Summer as a 20 year old is extremely different to summer as a child, hence the distinction between childhood, and adulthood. When I was a kid, summer usually involved camping trips, running barefoot on concrete at the outdoor water-park, spending hours at the playground, and eating tons of watermelon. Because of my childhood, the sound of sprinklers, lawn mowers, and indoor fans and the smell of sunscreen and mosquito spray will forever remind me of the summertime. While some of these activities have remained a part of my summer routine, I can definitely say that “growing up” has changed a lot of things.
Now that it is July, the heart of summertime, I hear a nagging voice in the back of my mind saying, “Don’t forget to put your alarm on to get up for work on time. Don’t forget about that book you wanted to read. Remember that you have a meeting on this day at this time. Don’t forget to book time off for this event. Your days of freedom are numbered Niabi. Accomplish something. Don’t waste today.” As a kid, school was almost just as fun as summer break, so I never had a reason to look forward to the summer as much as I do now. Today, my summers hold an immense amount of pre-planned potential, where I have a list of things I want to accomplish, places I want to see, and friends I want to catch-up with.
As a twenty year old, my summers have turned into a 4-month period where I dedicate my time to doing the things that I put off during the school year. These involve travelling (usually not very far because I am pretty much broke by the time school is done), working more, meeting up with friends who I’ve tried to meet up with during the term but didn’t because all of my free time (if I was lucky enough to have any) was dedicated to napping and reading books for pleasure (instead of stuffing my brain with informative text that sometimes went in one ear and out the other).

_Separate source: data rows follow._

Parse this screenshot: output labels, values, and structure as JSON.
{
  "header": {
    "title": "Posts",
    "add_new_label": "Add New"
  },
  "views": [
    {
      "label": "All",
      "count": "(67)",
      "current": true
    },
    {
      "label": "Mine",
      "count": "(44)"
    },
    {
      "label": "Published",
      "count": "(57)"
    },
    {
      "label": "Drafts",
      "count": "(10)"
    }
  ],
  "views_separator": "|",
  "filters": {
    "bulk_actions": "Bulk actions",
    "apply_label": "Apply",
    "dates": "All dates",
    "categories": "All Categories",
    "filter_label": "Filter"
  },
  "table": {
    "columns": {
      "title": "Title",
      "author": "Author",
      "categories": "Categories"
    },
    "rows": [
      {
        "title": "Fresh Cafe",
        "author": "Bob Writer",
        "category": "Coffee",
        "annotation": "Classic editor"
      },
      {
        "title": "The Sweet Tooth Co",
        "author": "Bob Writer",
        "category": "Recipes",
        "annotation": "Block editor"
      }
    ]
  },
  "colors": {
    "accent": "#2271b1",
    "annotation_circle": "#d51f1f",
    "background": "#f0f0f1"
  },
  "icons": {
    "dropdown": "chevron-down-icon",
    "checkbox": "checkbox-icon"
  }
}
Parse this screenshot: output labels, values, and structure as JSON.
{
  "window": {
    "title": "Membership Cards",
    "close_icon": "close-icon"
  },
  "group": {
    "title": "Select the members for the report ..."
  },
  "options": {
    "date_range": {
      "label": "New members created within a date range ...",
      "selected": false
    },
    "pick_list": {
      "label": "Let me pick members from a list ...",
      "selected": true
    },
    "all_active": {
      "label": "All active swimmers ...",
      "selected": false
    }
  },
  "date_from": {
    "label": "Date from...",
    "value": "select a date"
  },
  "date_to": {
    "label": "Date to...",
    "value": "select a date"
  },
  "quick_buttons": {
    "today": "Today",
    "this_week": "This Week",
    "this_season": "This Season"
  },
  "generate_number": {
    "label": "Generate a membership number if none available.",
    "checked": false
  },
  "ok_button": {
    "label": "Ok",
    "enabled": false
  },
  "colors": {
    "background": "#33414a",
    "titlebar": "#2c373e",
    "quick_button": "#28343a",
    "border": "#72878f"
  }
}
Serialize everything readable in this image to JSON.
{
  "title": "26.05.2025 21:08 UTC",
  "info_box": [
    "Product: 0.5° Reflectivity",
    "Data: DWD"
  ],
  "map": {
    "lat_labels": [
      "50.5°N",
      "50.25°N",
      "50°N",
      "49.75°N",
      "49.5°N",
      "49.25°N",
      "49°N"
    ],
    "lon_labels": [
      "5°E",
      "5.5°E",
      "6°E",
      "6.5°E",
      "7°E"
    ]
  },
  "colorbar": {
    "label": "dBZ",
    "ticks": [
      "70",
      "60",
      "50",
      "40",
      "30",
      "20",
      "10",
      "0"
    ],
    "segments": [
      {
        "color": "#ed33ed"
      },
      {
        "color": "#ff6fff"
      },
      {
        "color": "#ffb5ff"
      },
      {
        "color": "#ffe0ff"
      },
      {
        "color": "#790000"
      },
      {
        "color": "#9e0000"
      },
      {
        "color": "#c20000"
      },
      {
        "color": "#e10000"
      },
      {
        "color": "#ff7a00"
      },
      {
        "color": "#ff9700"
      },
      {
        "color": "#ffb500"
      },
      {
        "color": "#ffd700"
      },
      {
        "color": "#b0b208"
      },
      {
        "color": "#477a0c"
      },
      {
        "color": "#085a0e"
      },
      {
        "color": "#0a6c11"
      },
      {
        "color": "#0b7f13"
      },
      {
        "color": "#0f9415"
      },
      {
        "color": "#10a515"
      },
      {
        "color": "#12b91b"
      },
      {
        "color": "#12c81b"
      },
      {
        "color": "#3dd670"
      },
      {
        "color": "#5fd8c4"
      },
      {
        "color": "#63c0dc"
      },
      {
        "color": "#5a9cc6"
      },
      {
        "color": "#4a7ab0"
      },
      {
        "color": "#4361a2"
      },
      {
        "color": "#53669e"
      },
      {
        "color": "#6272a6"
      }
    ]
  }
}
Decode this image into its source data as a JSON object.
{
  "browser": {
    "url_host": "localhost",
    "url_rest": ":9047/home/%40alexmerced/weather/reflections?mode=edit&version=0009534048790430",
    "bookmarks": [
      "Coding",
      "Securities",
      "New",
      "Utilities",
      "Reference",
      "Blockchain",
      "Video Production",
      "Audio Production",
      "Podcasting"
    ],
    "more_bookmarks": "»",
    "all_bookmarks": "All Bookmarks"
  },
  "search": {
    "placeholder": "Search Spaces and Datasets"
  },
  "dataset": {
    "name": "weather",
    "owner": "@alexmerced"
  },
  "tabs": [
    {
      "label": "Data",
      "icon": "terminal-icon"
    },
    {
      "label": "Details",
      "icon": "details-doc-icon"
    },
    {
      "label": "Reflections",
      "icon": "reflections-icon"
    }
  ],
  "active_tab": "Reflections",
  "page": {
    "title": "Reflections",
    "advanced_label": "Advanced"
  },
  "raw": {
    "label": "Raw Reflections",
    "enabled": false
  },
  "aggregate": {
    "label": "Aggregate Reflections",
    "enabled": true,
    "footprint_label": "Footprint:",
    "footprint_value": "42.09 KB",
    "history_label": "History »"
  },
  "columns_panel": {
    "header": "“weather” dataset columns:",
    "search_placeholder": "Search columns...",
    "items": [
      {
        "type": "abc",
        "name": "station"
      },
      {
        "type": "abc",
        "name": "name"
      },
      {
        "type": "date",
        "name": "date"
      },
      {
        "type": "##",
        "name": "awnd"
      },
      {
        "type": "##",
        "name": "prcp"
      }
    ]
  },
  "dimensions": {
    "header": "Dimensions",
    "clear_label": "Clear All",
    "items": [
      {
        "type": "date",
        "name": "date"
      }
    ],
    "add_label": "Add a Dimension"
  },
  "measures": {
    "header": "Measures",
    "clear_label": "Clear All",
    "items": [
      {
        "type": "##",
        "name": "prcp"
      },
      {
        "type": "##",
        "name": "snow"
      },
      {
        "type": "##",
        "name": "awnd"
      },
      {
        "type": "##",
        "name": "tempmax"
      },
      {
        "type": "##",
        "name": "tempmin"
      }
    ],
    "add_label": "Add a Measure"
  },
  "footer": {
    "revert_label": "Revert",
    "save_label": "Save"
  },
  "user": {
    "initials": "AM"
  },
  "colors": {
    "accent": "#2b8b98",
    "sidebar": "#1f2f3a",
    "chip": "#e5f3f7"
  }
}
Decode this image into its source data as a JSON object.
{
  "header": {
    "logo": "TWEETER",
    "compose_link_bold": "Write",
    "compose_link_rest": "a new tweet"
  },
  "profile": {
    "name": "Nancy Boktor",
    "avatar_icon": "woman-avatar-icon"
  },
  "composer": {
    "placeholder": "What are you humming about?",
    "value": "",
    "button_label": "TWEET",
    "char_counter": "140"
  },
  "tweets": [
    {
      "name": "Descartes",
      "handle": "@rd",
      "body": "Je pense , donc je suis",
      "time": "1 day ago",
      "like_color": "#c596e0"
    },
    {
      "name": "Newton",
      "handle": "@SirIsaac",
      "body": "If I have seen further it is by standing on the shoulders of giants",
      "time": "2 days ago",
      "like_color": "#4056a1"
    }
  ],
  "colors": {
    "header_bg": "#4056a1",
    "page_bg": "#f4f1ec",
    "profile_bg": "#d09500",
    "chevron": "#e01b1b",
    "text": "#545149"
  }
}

While summer as an “adult” may sound loaded with responsibilities and obligations, the sense of freedom that now comes with the summertime is both liberating and exhilarating. My plans and decisions become my own, especially when I am away from home, and this is scary and exciting in itself; scary because I know that I am the sole individual responsible for my actions, and exciting because I have the freedom to do whatever I want to do. I can finally afford that road trip with my friends, or enjoy VIP passes to that concert I have been dying to go to. I can dedicate my time to interests I wanted to pursue back when circumstances wouldn’t allow me to. Most importantly, I can focus on my relationships with the people I care about, and can dedicate time to nurturing and strengthening these bonds.
I got my license just last December, so this is my first July as a driver. That in itself is a huge rite of passage into adulthood, and it has completely changed the way I experience summer. Now, I can get to places in 15 minutes instead of an hour. Now, I have to budget my spending for gas money, and make sure that I get enough sleep if I plan on driving the next day. During the school year, I started losing interest in reading, and it got to the point where seeing any large amount of text made me feel sleepy. But summer came around and I was able to take time away from textbooks. I started taking salsa lessons, something that I have always wanted to do, started meeting up with old friends, and enjoying the outdoors. Eventually, I had given my mind enough rest and variety to feel like picking up a book again. And this time it was Nicholas Sparks instead of Shakespeare (because let’s face it, English major or not, not everyone has the skills to read Shakespeare for pleasure).
Now, I am much more aware of the passage of time than when I was a child. I notice when the first leaf turns yellow, I am more aware of what is happening in the world, and am more conscious of the increasing number of grey hairs on my mom’s head. Just a few days ago I sat back and asked myself, “Whoa. Am I actually paying a bill right now?” When you really think about it, it can be quite mind blowing to see how much time goes by and how many things change without your noticing. Noticing change reminds me that my life is constantly evolving, and that it is important that I dedicate my time to making the most of it. I guess what I am trying to say is that while being aware of change can make me feel nostalgic (whether I focus on the summertime or not), it is also teaching me to embrace the fact that everything is always changing. And looking back has made me realize that change has almost always has been for the better.
Niabi is a fourth year BA student double majoring in English and Spanish. She’s a relentless optimist, hazardously curious, and loves a good laugh (her friends would say that she has a juvenile sense of humor). When not jamming out to Reggaeton, you can find her trying to cuddle every dog she sees, or serving herself “eyes-are-to-big-for-your-stomach” helpings.